    On the internet a 50-year-old man can pose as a 15-year-old girl, chatrooms can be used for grooming and personal information is given away at the click of a mouse. Yet it is also a place for discovery, a tool to help with homework and a way to learn more about the world. Parents and children need to communicate and talk about what the internet is, what is isn’t, and how to recognise the more lurid aspects of it.


    Know your child is probably smarter than you when it comes to the internet

    Parents, when growing up you had VHS, cassette tapes and dial up. In comparison, your kids have Snapchat, Facebook, virtual reality, streaming services and online gaming. They have grown up in a world of touchscreens and data plans, a world where content is free and personal information means little. The world has changed, and you are likely behind the times. Don’t accept it, just be aware of it. The key in all this is not to rely on technology to solve your problems, but use it as a compliment to good old-fashioned education.


    See also –






  • E-Safety Policy

  • SEND

    Support for Children with Special Educational Needs and/or Disabilities at Bristol Steiner School
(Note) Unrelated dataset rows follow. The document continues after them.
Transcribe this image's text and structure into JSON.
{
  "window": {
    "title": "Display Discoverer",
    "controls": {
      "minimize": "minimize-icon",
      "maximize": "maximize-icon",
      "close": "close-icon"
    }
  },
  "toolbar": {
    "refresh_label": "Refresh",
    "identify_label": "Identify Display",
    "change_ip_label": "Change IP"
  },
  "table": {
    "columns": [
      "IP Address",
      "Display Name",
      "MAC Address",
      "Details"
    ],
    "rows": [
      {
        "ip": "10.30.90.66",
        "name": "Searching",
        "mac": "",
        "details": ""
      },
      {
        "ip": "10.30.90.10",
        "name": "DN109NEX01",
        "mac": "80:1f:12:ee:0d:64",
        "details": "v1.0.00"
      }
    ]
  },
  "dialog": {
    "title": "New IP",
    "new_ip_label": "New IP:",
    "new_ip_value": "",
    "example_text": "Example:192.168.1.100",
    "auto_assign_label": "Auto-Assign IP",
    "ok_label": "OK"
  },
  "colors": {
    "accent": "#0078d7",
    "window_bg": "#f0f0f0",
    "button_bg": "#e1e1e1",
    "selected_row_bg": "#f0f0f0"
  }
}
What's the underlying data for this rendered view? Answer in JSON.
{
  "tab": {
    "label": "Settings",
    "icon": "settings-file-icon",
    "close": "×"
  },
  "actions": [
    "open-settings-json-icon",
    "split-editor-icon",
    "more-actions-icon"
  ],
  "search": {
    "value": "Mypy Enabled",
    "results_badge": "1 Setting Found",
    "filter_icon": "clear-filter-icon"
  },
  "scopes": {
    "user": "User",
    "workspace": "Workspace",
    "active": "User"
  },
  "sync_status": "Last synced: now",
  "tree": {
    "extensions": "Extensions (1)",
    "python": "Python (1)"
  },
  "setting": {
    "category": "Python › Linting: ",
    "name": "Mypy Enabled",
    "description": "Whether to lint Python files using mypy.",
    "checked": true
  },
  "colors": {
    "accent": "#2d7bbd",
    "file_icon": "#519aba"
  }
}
    At Bristol Steiner School the Headteacher currently holds the role of Special Educational Needs Coordinator (SENCO). This allows a joined-up approach to the oversight of the day-to-day operation of the school’s SEND policy.

    Where a pupil is identified as having SEN, the Bristol Steiner School will take action to remove barriers to learning. This SEN support takes the form of a graduated approach which consists of a four-part cycle of:

    1. Assess
    2. Plan
    3. Do
    4. Review

    As part of our graduated response, this four-part cycle of ‘Assess, Plan, Do, Review’ should always be in evidence. In the first instance pupils are supported through in-class provision for all when teachers consider the individual needs of children using the cycle described above. The benchmark for determining the need for additional or different support will be the child’s progress relative to that of their peers and will consider the need to:

    • close the attainment gap between the child and their peers
    • prevent the attainment gap growing wider
    • ensure access to the full curriculum
    • demonstrate an improvement in self-help, social or personal skills
    • demonstrate improvements in children’s behaviour

    If the pupil makes less progress than expected, they may receive in-class support. This may include literacy, numeracy, physical, anthroposophical and social inclusion initiatives to raise their achievement. The SENCO would be increasingly involved, consulting with the teachers and parents and the process may culminate with the child’s name being placed on the SEN register. An ‘Individual Development Plan’ may be implemented.


    This can take many forms, for example: extra movement breaks, teacher-based small group work for literacy or numeracy support, individual learning support intervention, extra gross motor support that is delivered as part of a games lesson. Teachers use ‘Individual Development Plans’ or ‘Individual Behaviour Plans’ to record and monitor progress against specific, measurable, achievable, realistic and time bound (SMART) targets. Teachers review targets every half term and liaise closely with parents about their child’s progress.


    The school also employs an experienced SEN teacher to give 1 to 1 tuition to children who are recorded on the SEND register and are in need of specific intervention work outside of their usual class group. The SEN teacher works closely with teachers to deliver bespoke 1 to 1 lessons to maximise their time out of class and to narrow the gap in attainment rapidly.


    Following Steiner principles, BSS may consider carrying out a ‘Child Study’. This is a review of a child who needs special consideration because of learning/behavioural difficulties, special qualities, or to characterise a particular age or stage of development. This takes place in Teachers’ and Staff meetings to build a shared picture of the child.

  • Special Educational Needs & Disability (SEND) Policy